Frankly, this seems to me a bit looney. True, Great Power politics do influence what’s happening in Syria, as they do everything else in the world. But the character and actions of Bashar, following those of his father, leave nothing to doubt. He is a monster butchering his people, and must be removed as quickly as possible, preferably under UN leadership. If that is impossible, owing to the Russian and Chinese veto – why, for God’s sake?! – then the Syrian rebels must be supported as much as possible.

I hope with all my heart that a free, unified, democratic Syria will emerge from this turmoil, another daughter of the Arab Spring.

In sha Allah, if God wills it, as our neighbors would put it.

URI AVNERY is an Israeli writer and peace activist with Gush Shalom. He is a contributor to CounterPunch’s book The Politics of Anti-Semitism.

 

URI AVNERY is an Israeli writer and peace activist with Gush Shalom. He is a contributor to CounterPunch’s book The Politics of Anti-Semitism.

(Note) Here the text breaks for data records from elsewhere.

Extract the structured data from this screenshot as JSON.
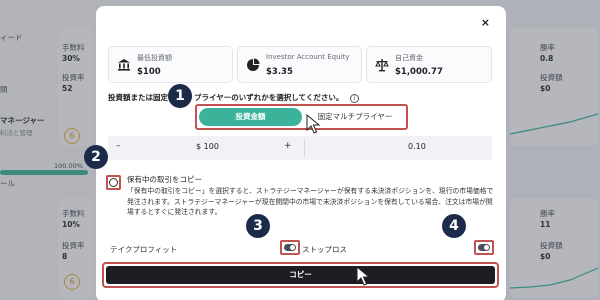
{
  "background": {
    "left_labels": [
      "ィード",
      "間",
      "マネージャー",
      "料法と管理",
      "ール"
    ],
    "left_progress": "100.00%",
    "card_labels": [
      "手数料",
      "投資率",
      "手数料",
      "投資率"
    ],
    "card_values": [
      "30%",
      "52",
      "10%",
      "8"
    ],
    "card_badges": [
      "6",
      "6"
    ],
    "right_labels": [
      "勝率",
      "投資額",
      "勝率",
      "投資額"
    ],
    "right_values": [
      "0.8",
      "$0",
      "11",
      "$0"
    ]
  },
  "modal": {
    "close_label": "×",
    "stats": [
      {
        "label": "最低投資額",
        "value": "$100",
        "icon": "bank-icon"
      },
      {
        "label": "Investor Account Equity",
        "value": "$3.35",
        "icon": "pie-chart-icon"
      },
      {
        "label": "自己資金",
        "value": "$1,000.77",
        "icon": "scale-icon"
      }
    ],
    "instruction_before": "投資額または固定",
    "instruction_after": "プライヤーのいずれかを選択してください。",
    "instruction_info": "i",
    "segment": {
      "active": "投資金額",
      "inactive": "固定マルチプライヤー"
    },
    "amount": {
      "minus": "–",
      "value": "$ 100",
      "plus": "+",
      "ratio": "0.10"
    },
    "copy_open": {
      "title": "保有中の取引をコピー",
      "description": "「保有中の取引をコピー」を選択すると、ストラテジーマネージャーが保有する未決済ポジションを、現行の市場価格で発注されます。ストラテジーマネージャーが現在開閉中の市場で未決済ポジションを保有している場合、注文は市場が開場するとすぐに発注されます。"
    },
    "take_profit_label": "テイクプロフィット",
    "stop_loss_label": "ストップロス",
    "copy_button_label": "コピー"
  },
  "badges": [
    "1",
    "2",
    "3",
    "4"
  ]
}
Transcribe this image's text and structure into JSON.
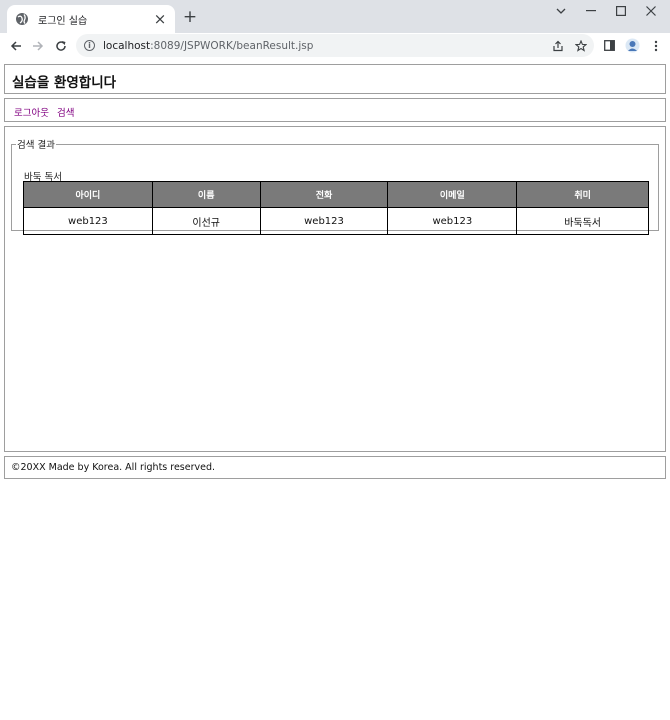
{
  "browser": {
    "tab_title": "로그인 실습",
    "url_host": "localhost",
    "url_path": ":8089/JSPWORK/beanResult.jsp"
  },
  "header": {
    "title": "실습을 환영합니다"
  },
  "nav": {
    "logout_label": "로그아웃",
    "search_label": "검색"
  },
  "result": {
    "legend": "검색 결과",
    "hobby_line": "바둑 독서",
    "columns": [
      "아이디",
      "이름",
      "전화",
      "이메일",
      "취미"
    ],
    "rows": [
      [
        "web123",
        "이선규",
        "web123",
        "web123",
        "바둑독서"
      ]
    ]
  },
  "footer": {
    "copyright": "©20XX Made by Korea. All rights reserved."
  }
}
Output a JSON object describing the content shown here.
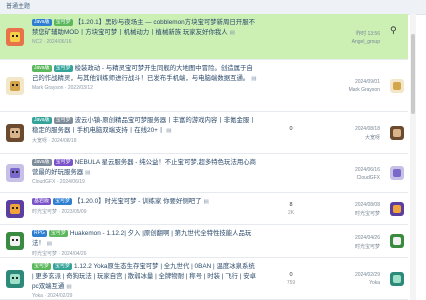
{
  "section": {
    "title": "普通主题"
  },
  "threads": [
    {
      "prefixes": [
        "Java版",
        "宝可梦"
      ],
      "title": "【1.20.1】黑砂与夜场主 — cobblemon方块宝可梦新周日开服不禁您矿辅助MOD丨方块宝可梦丨机械动力丨植械新族 玩家友好你我人",
      "author": "NC2",
      "date": "2024/06/16",
      "replies": "",
      "views": "",
      "last_time": "昨时 13:56",
      "last_user": "Angel_group",
      "avatar_colors": [
        "#e8734a",
        "#f7d04a"
      ],
      "sticky": true
    },
    {
      "prefixes": [
        "Java版",
        "宝可梦"
      ],
      "title": "梭装政动 - 与精灵宝可梦开生同舰的大地图中冒险。创造属于自己的作战精灵，与其他训练师进行战斗！已发布手机端，与电脑端数据互通。",
      "author": "Mark Grayson",
      "date": "2022/03/12",
      "replies": "",
      "views": "",
      "last_time": "2024/09/01",
      "last_user": "Mark Grayson",
      "avatar_colors": [
        "#f3e7c9",
        "#d4a54a"
      ]
    },
    {
      "prefixes": [
        "Java版",
        "宝可梦"
      ],
      "title": "波云小镇-原创精品宝可梦服务器丨丰富的游戏内容丨非氪金服丨稳定的服务器丨手机电脑双端支持丨在线20+丨",
      "author": "大宽呀",
      "date": "2024/08/18",
      "replies": "0",
      "views": "",
      "last_time": "2024/08/18",
      "last_user": "大宽呀",
      "avatar_colors": [
        "#6b4a2f",
        "#d9b48a"
      ]
    },
    {
      "prefixes": [
        "Java版",
        "宝可梦"
      ],
      "title": "NEBULA 星云服务器 - 纯公益！不止宝可梦,超多特色玩法用心商营最的好玩服务器",
      "author": "CloudGFX",
      "date": "2024/06/19",
      "replies": "",
      "views": "",
      "last_time": "2024/06/16",
      "last_user": "CloudGFX",
      "avatar_colors": [
        "#c7c1e8",
        "#7b68c9"
      ]
    },
    {
      "prefixes": [
        "基岩版",
        "宝可梦"
      ],
      "title": "【1.20.0】时光宝可梦 - 训练家 你要好侧吧了",
      "author": "时光宝可梦",
      "date": "2023/05/09",
      "replies": "8",
      "views": "2K",
      "last_time": "2024/08/08",
      "last_user": "时光宝可梦",
      "avatar_colors": [
        "#5a3fa0",
        "#f0a43a"
      ]
    },
    {
      "prefixes": [
        "RPG",
        "宝可梦"
      ],
      "title": "Huakemon - 1.12.2| 夕入 |原创翻啊 | 第九世代全特性技能人品玩法！",
      "author": "时光宝可梦",
      "date": "2024/04/26",
      "replies": "",
      "views": "",
      "last_time": "2024/04/26",
      "last_user": "时光宝可梦",
      "avatar_colors": [
        "#3a8a3f",
        "#f2f2f2"
      ]
    },
    {
      "prefixes": [
        "宝可梦",
        "宝可梦"
      ],
      "title": "1.12.2 Yoka原生态生存宝可梦 | 全九世代 | 0BAN | 温度冰泉系统 | 更多玄派 | 奇狗玩法 | 玩家自宫 | 散弱冰量 | 全牌物耐 | 称号 | 时装 | 飞行 | 安卓pc双端互通",
      "author": "Yoka",
      "date": "2024/02/29",
      "replies": "0",
      "views": "759",
      "last_time": "2024/02/29",
      "last_user": "Yoka",
      "avatar_colors": [
        "#2d8a7a",
        "#9fe0c8"
      ]
    }
  ]
}
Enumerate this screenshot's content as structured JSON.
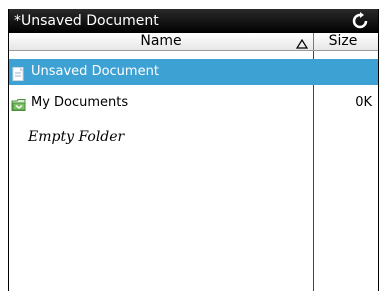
{
  "title_bar": {
    "title": "*Unsaved Document",
    "refresh_icon": "refresh-icon"
  },
  "columns": {
    "name": "Name",
    "size": "Size",
    "sort_icon": "sort-ascending-icon"
  },
  "rows": [
    {
      "name": "Unsaved Document",
      "size": "",
      "icon": "document-icon",
      "selected": true
    },
    {
      "name": "My Documents",
      "size": "0K",
      "icon": "folder-icon",
      "selected": false
    }
  ],
  "empty_text": "Empty Folder",
  "colors": {
    "title_bar": "#000000",
    "selection": "#3ea1d3",
    "folder": "#4a8f3a"
  }
}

More articles by:
Weekend Edition
July 22, 2016
Friday - Sunday
Jeffrey St. Clair
Good as Goldman: Hillary and Wall Street
Joseph E. Lowndes
From Silent Majority to White-Hot Rage: Observations from Cleveland
Paul Street
Political Correctness: Handle with Care
Richard Moser
Actions Express Priorities: 40 Years of Failed Lesser Evil Voting
Eric Draitser
Hillary and Tim Kaine: a Match Made on Wall Street
Conn Hallinan
The Big Boom: Nukes And NATO
Ron Jacobs
Exacerbate the Split in the Ruling Class
Jill Stein
After US Airstrikes Kill 73 in Syria, It’s Time to End Military Assaults that Breed Terrorism
Jack Rasmus
Trump, Trade and Working Class Discontent
John Feffer
Could a Military Coup Happen Here?
Jeffrey St. Clair
Late Night, Wine-Soaked Thoughts on Trump’s Jeremiad
Andrew Levine
Vice Presidents: What Are They Good For?
Michael Lukas
Law, Order, and the Disciplining of Black Bodies at the Republican National Convention
David Swanson
Top 10 Reasons Why It’s Just Fine for U.S. to Blow Up Children
Victor Grossman
Horror News, This Time From Munich
Margaret Kimberley
Gavin Long’s Last Words
Mark Weisbrot
Confidence and the Degradation of Brazil
Brian Cloughley
Boris Johnson: Britain’s Lying Buffoon
Lawrence Reichard
A Global Crossroad
Kevin Schwartz
Beyond 28 Pages: Saudi Arabia and the West
Charles Pierson
The Courage of Kalyn Chapman James
Michael Brenner
Terrorism Redux
Bruce Lerro
Being Inconvenienced While Minding My Own Business: Liberals and the Social Contract Theory of Violence
Mark Dunbar
The Politics of Jeremy Corbyn
Binoy Kampmark
Laura Ingraham and Trumpism
Uri Avnery
The Great Rift
Nicholas Buccola
What’s the Matter with What Ted Said?
Aidan O'Brien
Thank Allah for Western Democracy, Despondency and Defeat
Joseph Natoli
The Politics of Crazy and Stupid
Sher Ali Khan
Empirocracy
Nauman Sadiq
A House Divided: Turkey’s Failed Coup Plot
Franklin Lamb
A Roadmap for Lebanon to Grant Civil Rights for Palestinian Refugees in Lebanon
Colin Todhunter
Power and the Bomb: Conducting International Relations with the Threat of Mass Murder
Michael Barker
UK Labour’s Rightwing Select Corporate Lobbyist to Oppose Jeremy Corbyn
Graham Peebles
Brexit, Trump and Lots of Anger
Anhvinh Doanvo
Civilian Deaths, Iraq, Syria, ISIS and Drones
Christopher Brauchli
Kansas and the Phantom Voters
Peter Lee
Gavin Long’s Manifesto and the Politics of “Terrorism”
Missy Comley Beattie
An Alarmingly Ignorant Fuck
Robert Koehler
Volatile America
Adam Vogal
Why Black Lives Matter To Me
Raouf Halaby
It Is Not Plagiarism, Y’all
Rev. Jeff Hood
Deliver Us From Babel
Frances Madeson
Juvenile Life Without Parole, Captured in ‘Natural Life’
Charles R. Larson
Review: Han Kang’s “The Vegetarian”
FacebookTwitterGoogle+RedditEmail